Black Americans have contributed more to president-elect Joe Biden‘s campaign than any other president in U.S. History. More Black Americans organized, marched, registered, and voted for Biden than in any other presidential election.
However, a select few were directly involved in Biden’s winning campaign, and they all have one thing in common: they are all graduates of historically Black colleges and universities (HBCUs). Below are a profile of four HBCU graduates who directly led to Biden becoming the president-elect and Kamala Harris becoming the vice president-elect.
Louisiana Congressman Cedric Richmond months before the election and going against billionaires that were running such as Mike Bloomberg.
Bottoms, a member of Delta Sigma Theta Sorority, was significant to Black voters supporting Biden in Atlanta. The mayor was paramount in making sure polling stations were safe and residents had all the necessary information on where and when to vote.
When asked how her HBCU experience prepared her for being the mayor of a major city, Bottoms said certain values are instilled in you when attending an HBCU and those values ensure you succeed in anything you do.
“There is a consciousness, confidence, and compassion that is instilled in you when you attend an HBCU,” Lance Bottoms said. “I never once questioned whether or not could I compete at the highest levels because I was surrounded and supported by the best and the brightest hard-working students, faculty, and staff.”
Bottoms added watching Harris, a fellow HBCU graduate, become the first Black woman to be named vice president will have a significant impact on the number of HBCU college applicants who may not have previously considered attending an HBCU.
Voting Rights Advocate Stacey Abrams Fair Fight Action, an organization dedicated to fighting voter suppression. Abrams’ organization and its efforts directly led to hundreds of thousand of Black residents in the state to register and vote. As a result, Biden became the first Democratic presidential nominee to win the state since Bill Clinton in 1992.

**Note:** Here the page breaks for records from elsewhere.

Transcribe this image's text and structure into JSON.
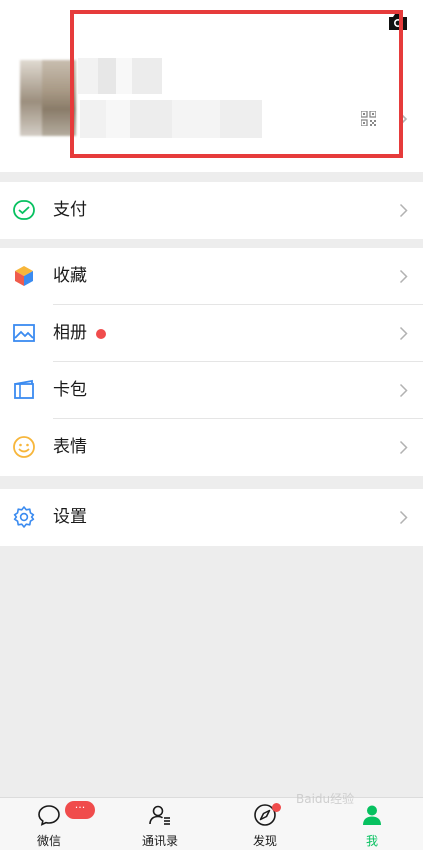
{
  "profile": {
    "qr_icon": "qr-code-icon",
    "camera_icon": "camera-icon",
    "highlight_color": "#e63b3b"
  },
  "menu": {
    "pay": {
      "label": "支付",
      "icon": "pay-icon"
    },
    "favorites": {
      "label": "收藏",
      "icon": "favorites-cube-icon"
    },
    "album": {
      "label": "相册",
      "icon": "album-image-icon",
      "has_dot": true
    },
    "cards": {
      "label": "卡包",
      "icon": "wallet-card-icon"
    },
    "stickers": {
      "label": "表情",
      "icon": "smiley-icon"
    },
    "settings": {
      "label": "设置",
      "icon": "gear-icon"
    }
  },
  "tabbar": {
    "chats": {
      "label": "微信",
      "badge": "···",
      "icon": "chat-bubble-icon"
    },
    "contacts": {
      "label": "通讯录",
      "icon": "contacts-icon"
    },
    "discover": {
      "label": "发现",
      "icon": "compass-icon",
      "has_dot": true
    },
    "me": {
      "label": "我",
      "icon": "person-icon",
      "active": true
    }
  },
  "watermark": "Baidu经验",
  "colors": {
    "accent": "#07c160",
    "badge": "#f04c4c",
    "background": "#ededed"
  }
}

Abrams’ fight to get Black Americans registered to vote is one she picked up from her parents.
“It was actually my family that was involved in social justice and the civil rights movement, my dad was arrested at 14 registering Black people to vote during Jim Crow,” said Abrams, a tax attorney who served in Georgia’s House of Representatives for a decade.

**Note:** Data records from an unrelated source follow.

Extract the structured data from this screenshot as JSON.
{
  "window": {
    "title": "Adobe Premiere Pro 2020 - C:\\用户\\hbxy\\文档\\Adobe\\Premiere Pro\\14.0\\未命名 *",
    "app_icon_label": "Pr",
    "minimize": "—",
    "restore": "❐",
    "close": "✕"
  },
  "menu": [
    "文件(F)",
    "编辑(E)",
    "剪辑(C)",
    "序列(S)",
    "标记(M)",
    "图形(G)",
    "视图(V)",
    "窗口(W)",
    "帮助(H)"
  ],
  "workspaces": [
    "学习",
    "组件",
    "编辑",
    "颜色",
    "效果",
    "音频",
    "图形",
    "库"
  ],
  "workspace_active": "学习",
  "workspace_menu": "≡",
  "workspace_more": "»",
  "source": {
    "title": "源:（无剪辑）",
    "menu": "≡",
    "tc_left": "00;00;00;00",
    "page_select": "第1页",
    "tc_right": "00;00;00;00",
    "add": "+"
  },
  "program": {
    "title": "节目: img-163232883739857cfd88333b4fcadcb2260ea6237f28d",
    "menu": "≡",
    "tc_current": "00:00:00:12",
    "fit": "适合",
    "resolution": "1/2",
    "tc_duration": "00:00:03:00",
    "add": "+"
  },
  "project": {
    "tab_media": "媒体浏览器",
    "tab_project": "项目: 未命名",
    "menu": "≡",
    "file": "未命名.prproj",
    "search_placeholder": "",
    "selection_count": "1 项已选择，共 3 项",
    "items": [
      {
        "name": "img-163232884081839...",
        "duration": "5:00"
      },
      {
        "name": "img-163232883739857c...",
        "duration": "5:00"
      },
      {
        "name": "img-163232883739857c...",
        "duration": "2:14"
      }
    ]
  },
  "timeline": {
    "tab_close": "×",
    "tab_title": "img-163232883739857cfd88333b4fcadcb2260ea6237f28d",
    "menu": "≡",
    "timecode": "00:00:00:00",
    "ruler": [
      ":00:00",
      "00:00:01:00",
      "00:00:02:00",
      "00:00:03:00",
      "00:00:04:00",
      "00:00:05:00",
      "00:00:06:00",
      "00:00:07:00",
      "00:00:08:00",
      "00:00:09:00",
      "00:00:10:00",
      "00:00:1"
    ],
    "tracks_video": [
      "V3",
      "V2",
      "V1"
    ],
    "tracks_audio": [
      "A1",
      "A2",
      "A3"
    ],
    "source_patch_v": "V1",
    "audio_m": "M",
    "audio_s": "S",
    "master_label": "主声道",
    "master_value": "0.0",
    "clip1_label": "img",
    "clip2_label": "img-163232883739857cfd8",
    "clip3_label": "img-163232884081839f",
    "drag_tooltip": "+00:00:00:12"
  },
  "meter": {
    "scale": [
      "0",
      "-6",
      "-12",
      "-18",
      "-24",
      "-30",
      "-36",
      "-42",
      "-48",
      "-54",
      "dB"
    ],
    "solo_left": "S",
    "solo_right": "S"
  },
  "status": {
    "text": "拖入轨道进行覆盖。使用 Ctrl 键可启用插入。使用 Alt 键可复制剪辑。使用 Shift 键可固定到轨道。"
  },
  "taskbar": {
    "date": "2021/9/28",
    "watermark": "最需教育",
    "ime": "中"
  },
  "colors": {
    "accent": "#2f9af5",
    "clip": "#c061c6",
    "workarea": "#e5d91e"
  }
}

Abrams had a message for HBCU students who might be struggling through the coronavirus pandemic and not getting the typical college experience because of it.

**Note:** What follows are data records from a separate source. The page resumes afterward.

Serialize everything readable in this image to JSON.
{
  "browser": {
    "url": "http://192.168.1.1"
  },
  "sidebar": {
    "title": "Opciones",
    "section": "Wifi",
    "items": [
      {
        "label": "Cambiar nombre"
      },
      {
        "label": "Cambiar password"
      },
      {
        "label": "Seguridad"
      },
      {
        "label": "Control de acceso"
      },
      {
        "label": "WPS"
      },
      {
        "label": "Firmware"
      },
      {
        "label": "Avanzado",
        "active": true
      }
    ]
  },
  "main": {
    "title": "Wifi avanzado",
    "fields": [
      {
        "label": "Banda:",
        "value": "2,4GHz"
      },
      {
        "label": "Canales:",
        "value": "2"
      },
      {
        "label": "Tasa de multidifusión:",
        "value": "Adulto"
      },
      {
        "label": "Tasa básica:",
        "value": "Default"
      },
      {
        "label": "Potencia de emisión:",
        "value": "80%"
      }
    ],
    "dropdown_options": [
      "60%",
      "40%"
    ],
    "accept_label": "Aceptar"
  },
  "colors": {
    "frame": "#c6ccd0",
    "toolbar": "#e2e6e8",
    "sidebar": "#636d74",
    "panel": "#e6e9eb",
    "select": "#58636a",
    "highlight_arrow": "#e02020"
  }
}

“College is an opportunity to not only learn for the future but it’s a place to discover who you are and while that’s accomplished in communion directly,” Abrams said. “It cannot be negated by distance and so I encourage students to stay connected with one another, to use social media and distance learning to challenge one another, but to always remember that you are part of a community that stretches across this nation and across decades, more than a century.
“Part of the nature of an HBCU experience is understanding how adversity leads to opportunity and I would hold to that, cling to that, and find a way to make that a part of your future,” Abrams added.